On my most recent trip to Africa, I ask one of my Ugandan friends why he never got angry at all the crazy taxi and boda boda drivers who are constantly cutting in front of us and hugging us out of our place. His response was simple: What will this change?”

A skillful question to be sure. One that finds deep resonance with me. On a practical level, I ask myself that questions every time I prepare a sermon or spiritual lesson. What will this change?

As I prepared the sermon for this past Sunday’s Collective Gathering, I found a deep resonance with Jesus who is speaking far more vociferously with his congregation than I have had to courage to do with mine.  It is difficult to pin down the exact emotions Jesus is expressing, but I don’t think it a stretch to think they have a least a tinge of anger in them.:

Woe to you, Chorazin!
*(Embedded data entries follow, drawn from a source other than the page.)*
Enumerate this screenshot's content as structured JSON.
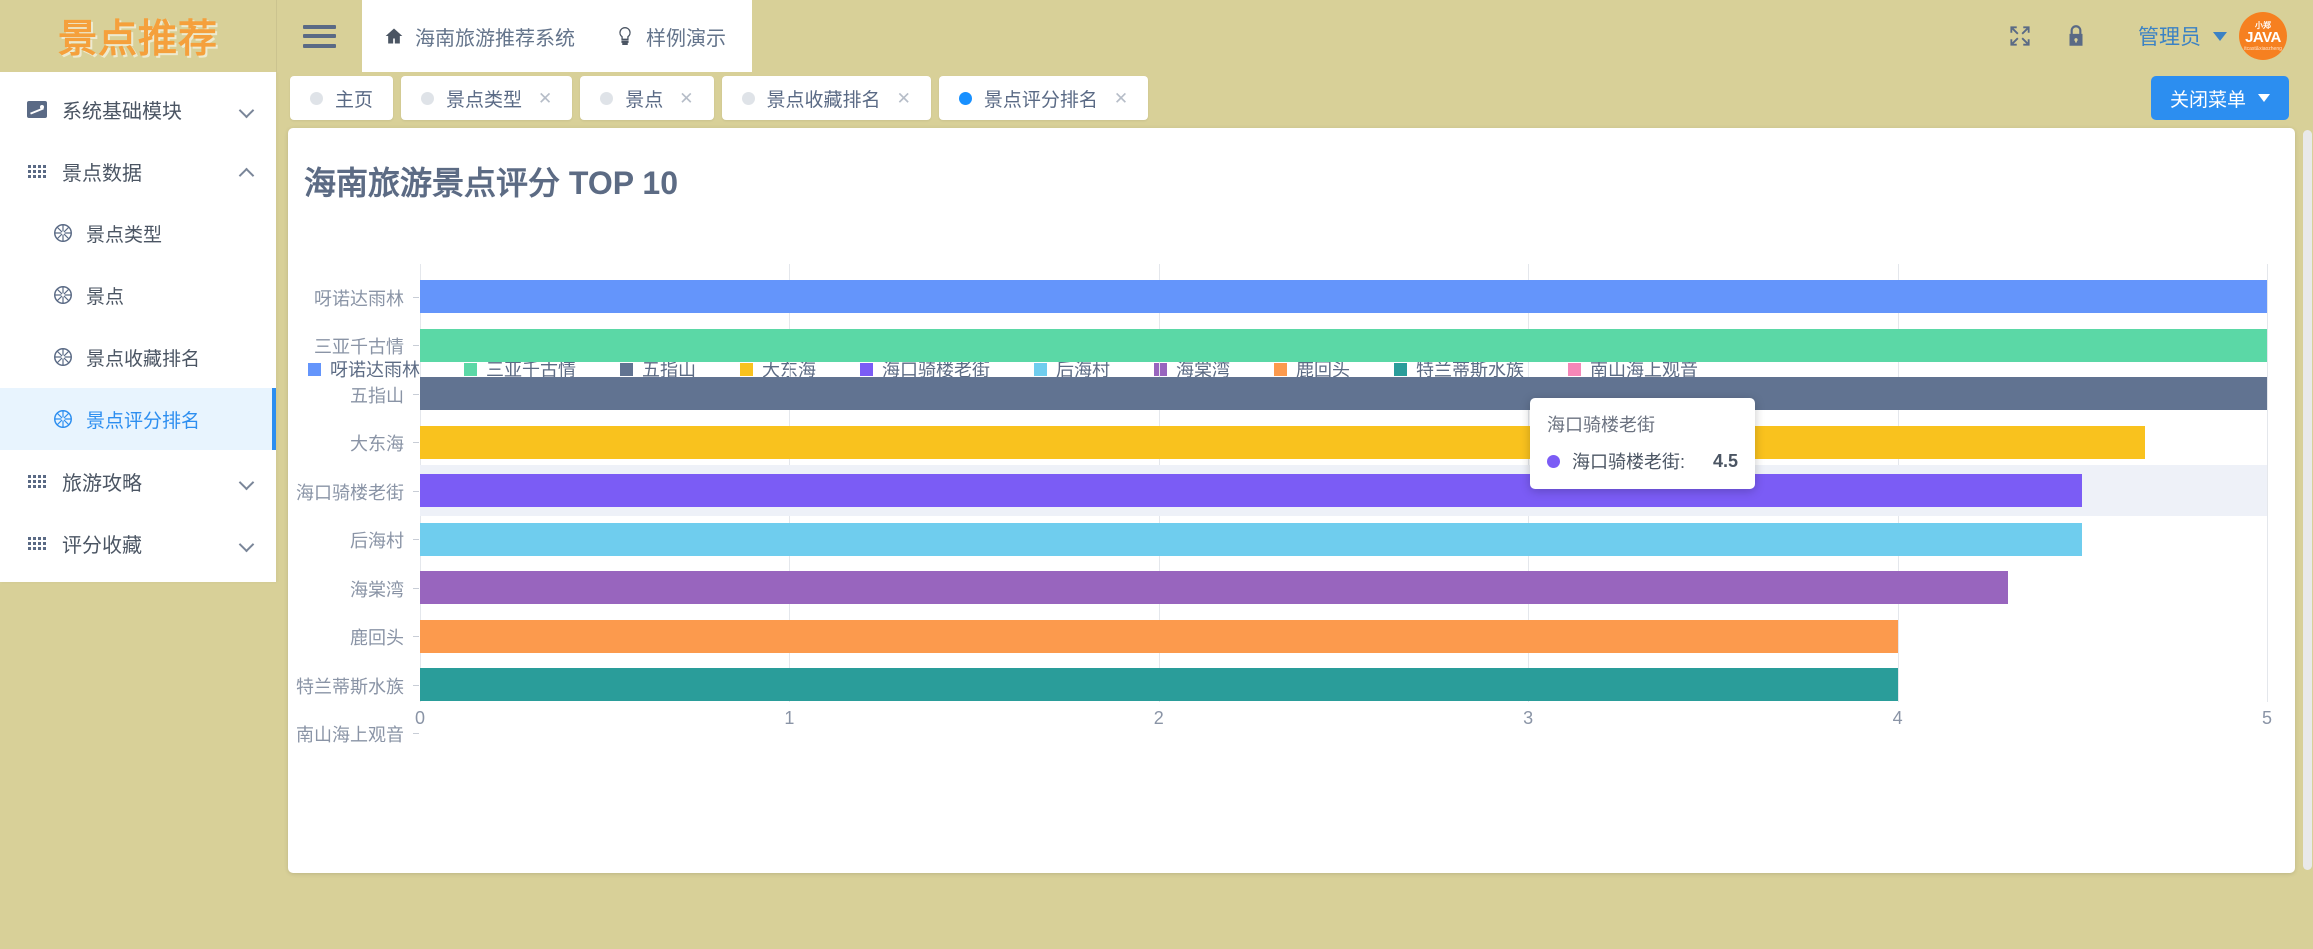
{
  "header": {
    "logo_text": "景点推荐",
    "menu_toggle_icon": "hamburger-icon",
    "nav": [
      {
        "icon": "home-icon",
        "label": "海南旅游推荐系统"
      },
      {
        "icon": "lightbulb-icon",
        "label": "样例演示"
      }
    ],
    "fullscreen_icon": "fullscreen-icon",
    "lock_icon": "lock-icon",
    "user_name": "管理员",
    "avatar": {
      "top": "小郑",
      "mid": "JAVA",
      "bottom": "itcast&xiaozheng"
    }
  },
  "sidebar": {
    "groups": [
      {
        "icon": "chart-icon",
        "label": "系统基础模块",
        "expanded": false,
        "chevron": "chevron-down-icon"
      },
      {
        "icon": "grid-icon",
        "label": "景点数据",
        "expanded": true,
        "chevron": "chevron-up-icon",
        "children": [
          {
            "icon": "aperture-icon",
            "label": "景点类型",
            "active": false
          },
          {
            "icon": "aperture-icon",
            "label": "景点",
            "active": false
          },
          {
            "icon": "aperture-icon",
            "label": "景点收藏排名",
            "active": false
          },
          {
            "icon": "aperture-icon",
            "label": "景点评分排名",
            "active": true
          }
        ]
      },
      {
        "icon": "grid-icon",
        "label": "旅游攻略",
        "expanded": false,
        "chevron": "chevron-down-icon"
      },
      {
        "icon": "grid-icon",
        "label": "评分收藏",
        "expanded": false,
        "chevron": "chevron-down-icon"
      }
    ]
  },
  "tabbar": {
    "tabs": [
      {
        "label": "主页",
        "active": false,
        "closable": false
      },
      {
        "label": "景点类型",
        "active": false,
        "closable": true
      },
      {
        "label": "景点",
        "active": false,
        "closable": true
      },
      {
        "label": "景点收藏排名",
        "active": false,
        "closable": true
      },
      {
        "label": "景点评分排名",
        "active": true,
        "closable": true
      }
    ],
    "close_menu_label": "关闭菜单",
    "close_symbol": "✕"
  },
  "tooltip": {
    "title": "海口骑楼老街",
    "series_name": "海口骑楼老街:",
    "value": "4.5",
    "color": "#7b5cf5"
  },
  "chart_data": {
    "type": "bar",
    "orientation": "horizontal",
    "title": "海南旅游景点评分 TOP 10",
    "xlabel": "",
    "ylabel": "",
    "xlim": [
      0,
      5
    ],
    "xticks": [
      "0",
      "1",
      "2",
      "3",
      "4",
      "5"
    ],
    "grid": true,
    "legend_position": "top-left",
    "categories": [
      "呀诺达雨林",
      "三亚千古情",
      "五指山",
      "大东海",
      "海口骑楼老街",
      "后海村",
      "海棠湾",
      "鹿回头",
      "特兰蒂斯水族",
      "南山海上观音"
    ],
    "values": [
      5,
      5,
      5,
      4.67,
      4.5,
      4.5,
      4.3,
      4,
      4,
      0
    ],
    "colors": [
      "#6495fb",
      "#5bd8a6",
      "#617391",
      "#f9c21e",
      "#7b5cf5",
      "#6fcdee",
      "#9865be",
      "#fc9a4d",
      "#2a9d9a",
      "#f587b8"
    ],
    "series": [
      {
        "name": "呀诺达雨林",
        "value": 5,
        "color": "#6495fb"
      },
      {
        "name": "三亚千古情",
        "value": 5,
        "color": "#5bd8a6"
      },
      {
        "name": "五指山",
        "value": 5,
        "color": "#617391"
      },
      {
        "name": "大东海",
        "value": 4.67,
        "color": "#f9c21e"
      },
      {
        "name": "海口骑楼老街",
        "value": 4.5,
        "color": "#7b5cf5"
      },
      {
        "name": "后海村",
        "value": 4.5,
        "color": "#6fcdee"
      },
      {
        "name": "海棠湾",
        "value": 4.3,
        "color": "#9865be"
      },
      {
        "name": "鹿回头",
        "value": 4,
        "color": "#fc9a4d"
      },
      {
        "name": "特兰蒂斯水族",
        "value": 4,
        "color": "#2a9d9a"
      },
      {
        "name": "南山海上观音",
        "value": 0,
        "color": "#f587b8"
      }
    ]
  },
  "theme": {
    "brand_khaki": "#d8d098",
    "accent_blue": "#2c8ef0",
    "logo_orange": "#f5a03c"
  }
}
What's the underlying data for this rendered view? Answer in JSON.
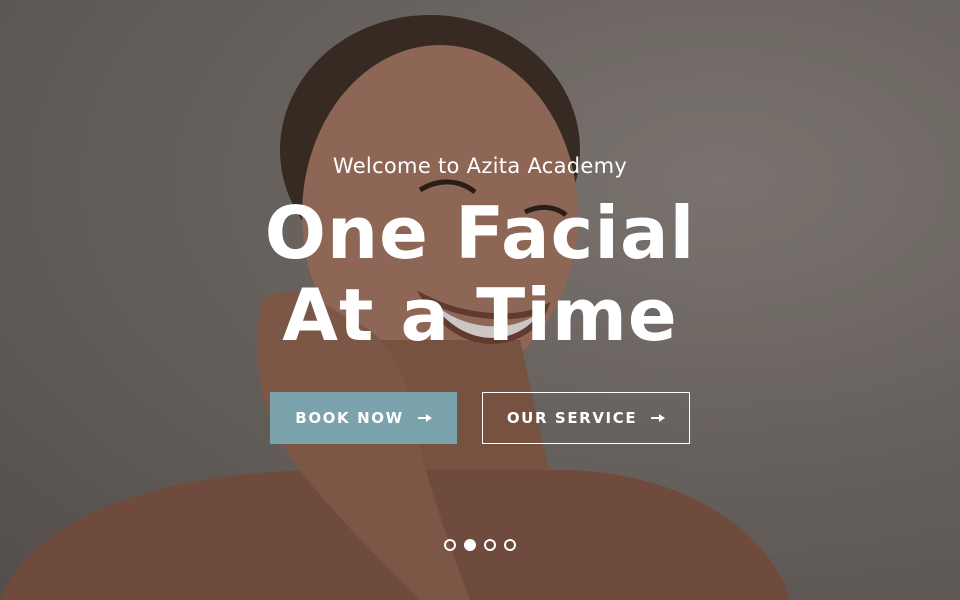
{
  "hero": {
    "eyebrow": "Welcome to Azita Academy",
    "headline_line1": "One Facial",
    "headline_line2": "At a Time",
    "accent_color": "#7ba3ad"
  },
  "buttons": {
    "book_now": "BOOK NOW",
    "our_service": "OUR SERVICE"
  },
  "slider": {
    "total_slides": 4,
    "active_slide": 2
  }
}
Woe to you, Bethsaida! For if the deeds of power done in you had been done in Tyre and Sidon, they would have repented long ago in sackcloth and ashes. But I tell you, on the day of judgment it will be more tolerable for Tyre and Sidon than for you. And you, Capernaum, will you be exalted to heaven? No, you will be brought down to Hades. For if the deeds of power done in you had been done in Sodom, it would have remained until this day. But I tell you that on the day of judgment it will be more tolerable for the land of Sodom than for you. Matthew 11:16-30

And then suddenly he changes direction. Matthew marks the change with a time check, “At that time Jesus said,…” (v. 21) Wouldn’t you love to ask Jesus what triggered the change? Do you think he noticed a change in the people to whom he was speaking? Did he suddenly realize that he was more worked up than he intended to be?

Whatever the reason, Jesus makes an abrupt shift and turns to a prayer of thanks to God for those who are able to hear and receive the message that he offers. Jesus makes it clear that revelation does NOT come to all. It comes only to those who have prepared themselves to receive it. “Come to me, all you who are struggling hard and carrying heavy loads, and I will give you rest. Put on my yoke, and learn from me. I’m gentle and humble. And you will find rest for yourselves. My yoke is easy to bear, and my burden is light.” (vv. 28-30)

I love what writer Alice Mackenzie writes about this verse: “To be told we can lay down our burdens sounds so sweet until we realize that, in Jesus’ eyes, many things we view as blessings are actually burdens. To those who view these things as their birthright and most cherished possessions, to be required to divest themselves of them sounds like sacrifice. And it is. But it is on the way to a life of being forgiven, being refreshed, and being empowered to live with the humility, discernment, courage, and compassion of Jesus.”

The proud and the arrogant, those who think they have all the answers, those who view themselves as self-made, will never see what the burdened and heavily laden ones will see and receive. There is something about the pain of living in this fallen world that tills the soil for the fertile seed of Jesus’ words. There is a way of living that lets us lay down old burdens but where those same burdens make and also heal us.

What did these words change?

Perhaps everything.